Task statement ->
Please return every line in the entries below with the word "title" in it.

Records to use ->
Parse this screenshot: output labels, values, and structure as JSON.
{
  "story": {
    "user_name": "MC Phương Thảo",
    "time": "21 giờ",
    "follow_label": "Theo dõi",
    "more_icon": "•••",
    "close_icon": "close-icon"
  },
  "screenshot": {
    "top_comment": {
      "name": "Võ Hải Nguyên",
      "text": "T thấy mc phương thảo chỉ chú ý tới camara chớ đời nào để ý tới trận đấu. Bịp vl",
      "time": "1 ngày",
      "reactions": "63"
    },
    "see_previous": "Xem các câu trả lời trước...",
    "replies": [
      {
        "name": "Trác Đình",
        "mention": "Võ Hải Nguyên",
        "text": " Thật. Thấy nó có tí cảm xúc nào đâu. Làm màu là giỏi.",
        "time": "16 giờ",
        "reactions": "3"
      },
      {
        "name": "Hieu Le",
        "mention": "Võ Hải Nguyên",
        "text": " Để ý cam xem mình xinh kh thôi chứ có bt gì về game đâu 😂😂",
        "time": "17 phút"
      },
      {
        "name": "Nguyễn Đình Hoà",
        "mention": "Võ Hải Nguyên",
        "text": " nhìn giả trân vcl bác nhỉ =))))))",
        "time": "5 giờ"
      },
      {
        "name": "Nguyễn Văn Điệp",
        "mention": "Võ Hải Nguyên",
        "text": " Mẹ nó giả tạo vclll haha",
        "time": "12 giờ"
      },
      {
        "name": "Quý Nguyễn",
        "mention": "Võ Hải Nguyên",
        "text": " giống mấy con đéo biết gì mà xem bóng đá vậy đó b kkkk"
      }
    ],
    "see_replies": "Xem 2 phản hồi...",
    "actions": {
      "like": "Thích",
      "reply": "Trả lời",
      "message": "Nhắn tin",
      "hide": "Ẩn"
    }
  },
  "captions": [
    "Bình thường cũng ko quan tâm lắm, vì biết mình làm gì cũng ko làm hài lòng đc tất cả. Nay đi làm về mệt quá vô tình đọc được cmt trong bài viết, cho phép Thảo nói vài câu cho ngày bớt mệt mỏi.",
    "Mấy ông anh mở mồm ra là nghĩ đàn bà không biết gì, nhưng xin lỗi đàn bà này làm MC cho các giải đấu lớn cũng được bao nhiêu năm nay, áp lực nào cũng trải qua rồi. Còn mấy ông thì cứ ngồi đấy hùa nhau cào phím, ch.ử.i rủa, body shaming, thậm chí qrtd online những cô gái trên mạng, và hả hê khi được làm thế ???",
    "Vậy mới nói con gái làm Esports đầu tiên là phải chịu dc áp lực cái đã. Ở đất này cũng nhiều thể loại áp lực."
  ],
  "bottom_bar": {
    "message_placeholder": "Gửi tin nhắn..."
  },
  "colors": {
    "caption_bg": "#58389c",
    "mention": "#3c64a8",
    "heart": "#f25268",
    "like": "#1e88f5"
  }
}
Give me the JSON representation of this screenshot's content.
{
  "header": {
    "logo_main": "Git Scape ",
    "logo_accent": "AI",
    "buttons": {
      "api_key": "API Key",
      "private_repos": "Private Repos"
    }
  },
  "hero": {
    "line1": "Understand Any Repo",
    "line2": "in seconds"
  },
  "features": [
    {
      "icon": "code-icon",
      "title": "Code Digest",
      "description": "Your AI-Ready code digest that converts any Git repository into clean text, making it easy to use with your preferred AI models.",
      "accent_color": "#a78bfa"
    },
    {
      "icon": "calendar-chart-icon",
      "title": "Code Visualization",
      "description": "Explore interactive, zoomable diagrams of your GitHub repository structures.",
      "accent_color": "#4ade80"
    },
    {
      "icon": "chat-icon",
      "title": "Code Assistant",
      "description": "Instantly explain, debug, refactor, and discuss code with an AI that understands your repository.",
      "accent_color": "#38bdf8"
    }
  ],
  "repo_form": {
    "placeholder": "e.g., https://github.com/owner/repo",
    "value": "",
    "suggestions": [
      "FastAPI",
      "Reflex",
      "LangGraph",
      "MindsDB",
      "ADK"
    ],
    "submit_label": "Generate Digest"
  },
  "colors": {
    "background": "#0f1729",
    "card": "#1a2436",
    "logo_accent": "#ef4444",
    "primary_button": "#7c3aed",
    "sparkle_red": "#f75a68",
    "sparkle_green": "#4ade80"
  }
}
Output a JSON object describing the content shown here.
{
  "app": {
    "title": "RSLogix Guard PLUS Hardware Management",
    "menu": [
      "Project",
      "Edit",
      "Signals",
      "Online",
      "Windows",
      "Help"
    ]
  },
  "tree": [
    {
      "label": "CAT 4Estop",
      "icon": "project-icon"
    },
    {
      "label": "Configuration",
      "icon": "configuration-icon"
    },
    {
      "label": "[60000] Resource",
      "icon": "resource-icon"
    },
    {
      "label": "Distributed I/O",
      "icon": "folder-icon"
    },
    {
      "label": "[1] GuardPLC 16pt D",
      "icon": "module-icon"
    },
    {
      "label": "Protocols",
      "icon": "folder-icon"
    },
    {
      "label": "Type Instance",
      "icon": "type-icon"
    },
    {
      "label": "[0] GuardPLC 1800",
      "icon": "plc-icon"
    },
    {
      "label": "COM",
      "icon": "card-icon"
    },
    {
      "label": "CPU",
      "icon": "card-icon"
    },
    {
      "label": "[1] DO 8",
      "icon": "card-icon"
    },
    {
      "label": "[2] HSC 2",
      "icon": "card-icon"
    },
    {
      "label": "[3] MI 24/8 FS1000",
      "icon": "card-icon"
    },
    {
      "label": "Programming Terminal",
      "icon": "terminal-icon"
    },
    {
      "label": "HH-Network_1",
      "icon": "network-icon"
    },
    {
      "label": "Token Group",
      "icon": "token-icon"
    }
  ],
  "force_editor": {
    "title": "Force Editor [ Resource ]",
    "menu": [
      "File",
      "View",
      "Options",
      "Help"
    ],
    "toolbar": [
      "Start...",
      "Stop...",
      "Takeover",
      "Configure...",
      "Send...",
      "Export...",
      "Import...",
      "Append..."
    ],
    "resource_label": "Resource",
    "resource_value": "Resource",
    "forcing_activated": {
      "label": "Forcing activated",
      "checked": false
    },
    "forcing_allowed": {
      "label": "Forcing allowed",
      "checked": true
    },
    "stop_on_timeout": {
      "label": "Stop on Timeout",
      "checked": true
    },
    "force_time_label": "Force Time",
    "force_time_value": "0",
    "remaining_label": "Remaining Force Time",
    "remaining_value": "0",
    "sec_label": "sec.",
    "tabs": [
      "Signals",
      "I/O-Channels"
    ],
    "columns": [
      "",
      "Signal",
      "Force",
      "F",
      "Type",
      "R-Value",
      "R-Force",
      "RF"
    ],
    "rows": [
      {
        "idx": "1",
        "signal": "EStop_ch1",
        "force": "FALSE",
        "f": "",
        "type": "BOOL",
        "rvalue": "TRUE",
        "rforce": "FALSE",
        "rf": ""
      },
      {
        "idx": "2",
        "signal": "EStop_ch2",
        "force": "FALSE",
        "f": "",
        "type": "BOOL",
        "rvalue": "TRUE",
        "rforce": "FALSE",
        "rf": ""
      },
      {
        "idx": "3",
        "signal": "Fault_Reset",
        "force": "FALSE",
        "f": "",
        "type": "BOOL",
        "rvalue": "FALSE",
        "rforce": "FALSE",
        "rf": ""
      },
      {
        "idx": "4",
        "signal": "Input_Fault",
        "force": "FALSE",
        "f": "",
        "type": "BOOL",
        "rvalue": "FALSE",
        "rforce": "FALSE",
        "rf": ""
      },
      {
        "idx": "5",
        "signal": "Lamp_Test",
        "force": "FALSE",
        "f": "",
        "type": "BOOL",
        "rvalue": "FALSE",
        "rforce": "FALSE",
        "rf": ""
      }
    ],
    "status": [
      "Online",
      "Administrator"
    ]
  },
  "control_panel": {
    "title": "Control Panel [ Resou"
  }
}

Written solution ->
      "title": "Code Digest",
      "title": "Code Visualization",
      "title": "Code Assistant",
    "title": "RSLogix Guard PLUS Hardware Management",
    "title": "Force Editor [ Resource ]",
    "title": "Control Panel [ Resou"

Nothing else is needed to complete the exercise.